Available records
Content starts

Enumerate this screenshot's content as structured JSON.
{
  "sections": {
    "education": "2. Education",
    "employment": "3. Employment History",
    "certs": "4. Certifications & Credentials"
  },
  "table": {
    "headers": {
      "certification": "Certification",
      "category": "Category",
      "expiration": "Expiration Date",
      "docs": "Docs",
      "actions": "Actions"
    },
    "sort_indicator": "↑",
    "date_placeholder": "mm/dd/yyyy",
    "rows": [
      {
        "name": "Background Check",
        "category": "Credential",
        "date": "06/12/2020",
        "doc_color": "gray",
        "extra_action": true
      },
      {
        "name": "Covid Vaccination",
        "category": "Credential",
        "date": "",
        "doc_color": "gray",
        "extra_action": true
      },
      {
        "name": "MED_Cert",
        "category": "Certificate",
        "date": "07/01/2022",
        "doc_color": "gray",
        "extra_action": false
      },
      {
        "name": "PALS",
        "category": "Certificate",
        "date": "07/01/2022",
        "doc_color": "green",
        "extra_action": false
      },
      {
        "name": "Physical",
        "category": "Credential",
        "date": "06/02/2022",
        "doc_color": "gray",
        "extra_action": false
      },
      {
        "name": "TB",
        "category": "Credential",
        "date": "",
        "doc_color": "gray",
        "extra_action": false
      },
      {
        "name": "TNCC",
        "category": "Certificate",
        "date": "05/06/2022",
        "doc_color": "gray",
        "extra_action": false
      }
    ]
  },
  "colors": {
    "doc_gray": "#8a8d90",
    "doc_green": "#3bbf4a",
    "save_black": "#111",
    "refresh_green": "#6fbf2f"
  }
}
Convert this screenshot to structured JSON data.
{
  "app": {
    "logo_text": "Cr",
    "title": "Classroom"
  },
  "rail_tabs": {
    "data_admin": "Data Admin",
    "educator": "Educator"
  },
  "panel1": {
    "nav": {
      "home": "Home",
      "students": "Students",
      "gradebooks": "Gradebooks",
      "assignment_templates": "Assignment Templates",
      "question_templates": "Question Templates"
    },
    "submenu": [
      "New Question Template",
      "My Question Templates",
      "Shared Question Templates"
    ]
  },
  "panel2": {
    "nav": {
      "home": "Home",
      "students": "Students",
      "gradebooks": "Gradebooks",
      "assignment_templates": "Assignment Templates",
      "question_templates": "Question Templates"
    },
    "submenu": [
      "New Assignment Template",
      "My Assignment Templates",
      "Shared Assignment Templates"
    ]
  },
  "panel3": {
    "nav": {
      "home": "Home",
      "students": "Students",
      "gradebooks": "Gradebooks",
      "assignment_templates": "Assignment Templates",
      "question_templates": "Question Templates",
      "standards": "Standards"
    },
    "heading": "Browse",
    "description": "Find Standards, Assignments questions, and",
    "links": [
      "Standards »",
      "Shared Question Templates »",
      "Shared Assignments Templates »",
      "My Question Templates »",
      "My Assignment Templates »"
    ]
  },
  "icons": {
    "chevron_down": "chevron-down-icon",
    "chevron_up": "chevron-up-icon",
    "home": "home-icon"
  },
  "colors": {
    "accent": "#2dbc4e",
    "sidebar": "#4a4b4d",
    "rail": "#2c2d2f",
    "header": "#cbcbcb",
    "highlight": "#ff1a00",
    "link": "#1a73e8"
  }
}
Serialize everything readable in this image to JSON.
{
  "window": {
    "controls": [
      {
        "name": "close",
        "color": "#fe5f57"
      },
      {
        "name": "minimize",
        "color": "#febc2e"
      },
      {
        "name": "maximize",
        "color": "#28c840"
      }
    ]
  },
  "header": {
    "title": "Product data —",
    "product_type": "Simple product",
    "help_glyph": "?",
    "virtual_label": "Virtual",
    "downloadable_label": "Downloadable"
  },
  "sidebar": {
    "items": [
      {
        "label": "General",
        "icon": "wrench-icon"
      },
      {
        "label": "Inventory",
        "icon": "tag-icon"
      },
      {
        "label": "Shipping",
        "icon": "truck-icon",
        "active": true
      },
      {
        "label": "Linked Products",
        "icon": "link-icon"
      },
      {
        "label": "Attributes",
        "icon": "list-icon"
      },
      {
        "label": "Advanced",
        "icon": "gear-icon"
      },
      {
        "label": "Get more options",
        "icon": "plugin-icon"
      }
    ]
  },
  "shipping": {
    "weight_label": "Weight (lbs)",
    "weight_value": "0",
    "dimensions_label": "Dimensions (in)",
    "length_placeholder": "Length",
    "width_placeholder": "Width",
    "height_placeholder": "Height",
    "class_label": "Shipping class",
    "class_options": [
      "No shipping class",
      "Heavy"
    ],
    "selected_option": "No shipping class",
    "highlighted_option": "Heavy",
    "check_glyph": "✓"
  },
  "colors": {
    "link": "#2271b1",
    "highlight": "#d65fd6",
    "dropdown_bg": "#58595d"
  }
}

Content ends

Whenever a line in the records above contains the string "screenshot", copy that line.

Problem solution
Enumerate this screenshot's content as structured JSON.
Convert this screenshot to structured JSON data.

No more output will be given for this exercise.